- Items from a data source
::::

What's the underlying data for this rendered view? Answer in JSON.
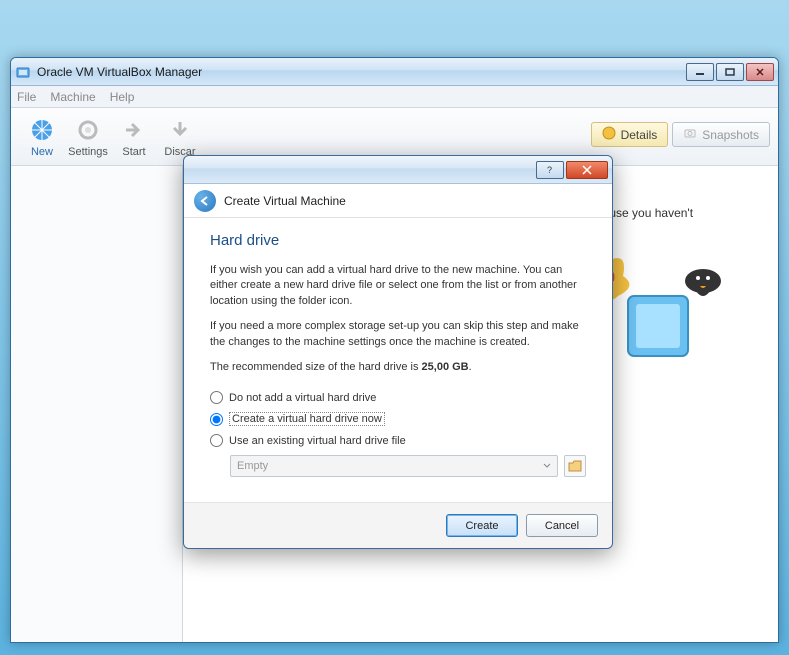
{
  "window": {
    "title": "Oracle VM VirtualBox Manager"
  },
  "menu": {
    "file": "File",
    "machine": "Machine",
    "help": "Help"
  },
  "toolbar": {
    "new": "New",
    "settings": "Settings",
    "start": "Start",
    "discard": "Discar"
  },
  "right_tabs": {
    "details": "Details",
    "snapshots": "Snapshots"
  },
  "welcome": {
    "fragment": "now because you haven't"
  },
  "dialog": {
    "title": "Create Virtual Machine",
    "heading": "Hard drive",
    "para1": "If you wish you can add a virtual hard drive to the new machine. You can either create a new hard drive file or select one from the list or from another location using the folder icon.",
    "para2": "If you need a more complex storage set-up you can skip this step and make the changes to the machine settings once the machine is created.",
    "para3_prefix": "The recommended size of the hard drive is ",
    "para3_size": "25,00 GB",
    "para3_suffix": ".",
    "options": {
      "none": "Do not add a virtual hard drive",
      "create": "Create a virtual hard drive now",
      "existing": "Use an existing virtual hard drive file"
    },
    "combo_value": "Empty",
    "buttons": {
      "create": "Create",
      "cancel": "Cancel"
    }
  }
}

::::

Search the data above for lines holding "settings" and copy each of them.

    "settings": "Settings",
    "para2": "If you need a more complex storage set-up you can skip this step and make the changes to the machine settings once the machine is created.",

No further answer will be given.